▶ _Exercise prompt_:
Retype the records below exactly. Leave nothing out.

▶ _Input data_:

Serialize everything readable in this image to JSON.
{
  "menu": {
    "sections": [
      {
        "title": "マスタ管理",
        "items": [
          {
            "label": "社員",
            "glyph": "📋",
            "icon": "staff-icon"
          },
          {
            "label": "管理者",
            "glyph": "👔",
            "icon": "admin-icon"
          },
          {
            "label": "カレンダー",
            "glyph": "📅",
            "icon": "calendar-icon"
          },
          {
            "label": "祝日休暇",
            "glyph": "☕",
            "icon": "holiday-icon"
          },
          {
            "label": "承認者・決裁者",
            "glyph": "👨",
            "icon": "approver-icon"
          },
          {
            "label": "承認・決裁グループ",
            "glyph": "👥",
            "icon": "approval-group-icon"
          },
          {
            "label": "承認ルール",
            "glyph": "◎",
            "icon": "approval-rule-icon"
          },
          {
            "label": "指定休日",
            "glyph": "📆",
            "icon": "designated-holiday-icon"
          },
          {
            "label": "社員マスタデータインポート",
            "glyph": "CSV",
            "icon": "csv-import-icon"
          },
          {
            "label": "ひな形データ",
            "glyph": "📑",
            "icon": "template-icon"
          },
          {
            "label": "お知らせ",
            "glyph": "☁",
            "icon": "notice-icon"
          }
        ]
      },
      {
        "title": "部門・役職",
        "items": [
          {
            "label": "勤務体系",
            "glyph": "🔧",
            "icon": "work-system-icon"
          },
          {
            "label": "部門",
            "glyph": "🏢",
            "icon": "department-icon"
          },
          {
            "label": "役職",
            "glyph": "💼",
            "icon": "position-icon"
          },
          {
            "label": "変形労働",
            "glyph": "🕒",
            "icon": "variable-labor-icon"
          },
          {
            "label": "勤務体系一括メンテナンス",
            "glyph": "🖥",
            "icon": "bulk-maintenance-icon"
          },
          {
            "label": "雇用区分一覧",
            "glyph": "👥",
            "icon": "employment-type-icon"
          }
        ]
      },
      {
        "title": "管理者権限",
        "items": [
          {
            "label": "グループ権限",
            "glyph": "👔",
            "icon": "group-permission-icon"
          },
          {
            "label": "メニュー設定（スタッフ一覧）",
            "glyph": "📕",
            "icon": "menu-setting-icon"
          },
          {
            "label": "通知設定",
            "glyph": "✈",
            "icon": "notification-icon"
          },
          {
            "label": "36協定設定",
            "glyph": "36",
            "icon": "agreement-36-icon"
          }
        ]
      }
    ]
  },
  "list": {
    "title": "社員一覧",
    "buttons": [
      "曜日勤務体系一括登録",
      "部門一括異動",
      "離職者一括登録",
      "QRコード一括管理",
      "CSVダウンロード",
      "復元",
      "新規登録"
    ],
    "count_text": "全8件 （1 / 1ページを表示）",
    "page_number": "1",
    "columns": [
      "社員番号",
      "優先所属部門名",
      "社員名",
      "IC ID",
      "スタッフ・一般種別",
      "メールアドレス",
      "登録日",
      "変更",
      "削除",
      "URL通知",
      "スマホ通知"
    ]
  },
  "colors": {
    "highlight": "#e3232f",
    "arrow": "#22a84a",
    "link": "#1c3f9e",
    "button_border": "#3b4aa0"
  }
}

▶ _Output of the task_:
Serialize everything readable in this image to JSON.
{
  "menu": {
    "sections": [
      {
        "title": "マスタ管理",
        "items": [
          {
            "label": "社員",
            "glyph": "📋",
            "icon": "staff-icon"
          },
          {
            "label": "管理者",
            "glyph": "👔",
            "icon": "admin-icon"
          },
          {
            "label": "カレンダー",
            "glyph": "📅",
            "icon": "calendar-icon"
          },
          {
            "label": "祝日休暇",
            "glyph": "☕",
            "icon": "holiday-icon"
          },
          {
            "label": "承認者・決裁者",
            "glyph": "👨",
            "icon": "approver-icon"
          },
          {
            "label": "承認・決裁グループ",
            "glyph": "👥",
            "icon": "approval-group-icon"
          },
          {
            "label": "承認ルール",
            "glyph": "◎",
            "icon": "approval-rule-icon"
          },
          {
            "label": "指定休日",
            "glyph": "📆",
            "icon": "designated-holiday-icon"
          },
          {
            "label": "社員マスタデータインポート",
            "glyph": "CSV",
            "icon": "csv-import-icon"
          },
          {
            "label": "ひな形データ",
            "glyph": "📑",
            "icon": "template-icon"
          },
          {
            "label": "お知らせ",
            "glyph": "☁",
            "icon": "notice-icon"
          }
        ]
      },
      {
        "title": "部門・役職",
        "items": [
          {
            "label": "勤務体系",
            "glyph": "🔧",
            "icon": "work-system-icon"
          },
          {
            "label": "部門",
            "glyph": "🏢",
            "icon": "department-icon"
          },
          {
            "label": "役職",
            "glyph": "💼",
            "icon": "position-icon"
          },
          {
            "label": "変形労働",
            "glyph": "🕒",
            "icon": "variable-labor-icon"
          },
          {
            "label": "勤務体系一括メンテナンス",
            "glyph": "🖥",
            "icon": "bulk-maintenance-icon"
          },
          {
            "label": "雇用区分一覧",
            "glyph": "👥",
            "icon": "employment-type-icon"
          }
        ]
      },
      {
        "title": "管理者権限",
        "items": [
          {
            "label": "グループ権限",
            "glyph": "👔",
            "icon": "group-permission-icon"
          },
          {
            "label": "メニュー設定（スタッフ一覧）",
            "glyph": "📕",
            "icon": "menu-setting-icon"
          },
          {
            "label": "通知設定",
            "glyph": "✈",
            "icon": "notification-icon"
          },
          {
            "label": "36協定設定",
            "glyph": "36",
            "icon": "agreement-36-icon"
          }
        ]
      }
    ]
  },
  "list": {
    "title": "社員一覧",
    "buttons": [
      "曜日勤務体系一括登録",
      "部門一括異動",
      "離職者一括登録",
      "QRコード一括管理",
      "CSVダウンロード",
      "復元",
      "新規登録"
    ],
    "count_text": "全8件 （1 / 1ページを表示）",
    "page_number": "1",
    "columns": [
      "社員番号",
      "優先所属部門名",
      "社員名",
      "IC ID",
      "スタッフ・一般種別",
      "メールアドレス",
      "登録日",
      "変更",
      "削除",
      "URL通知",
      "スマホ通知"
    ]
  },
  "colors": {
    "highlight": "#e3232f",
    "arrow": "#22a84a",
    "link": "#1c3f9e",
    "button_border": "#3b4aa0"
  }
}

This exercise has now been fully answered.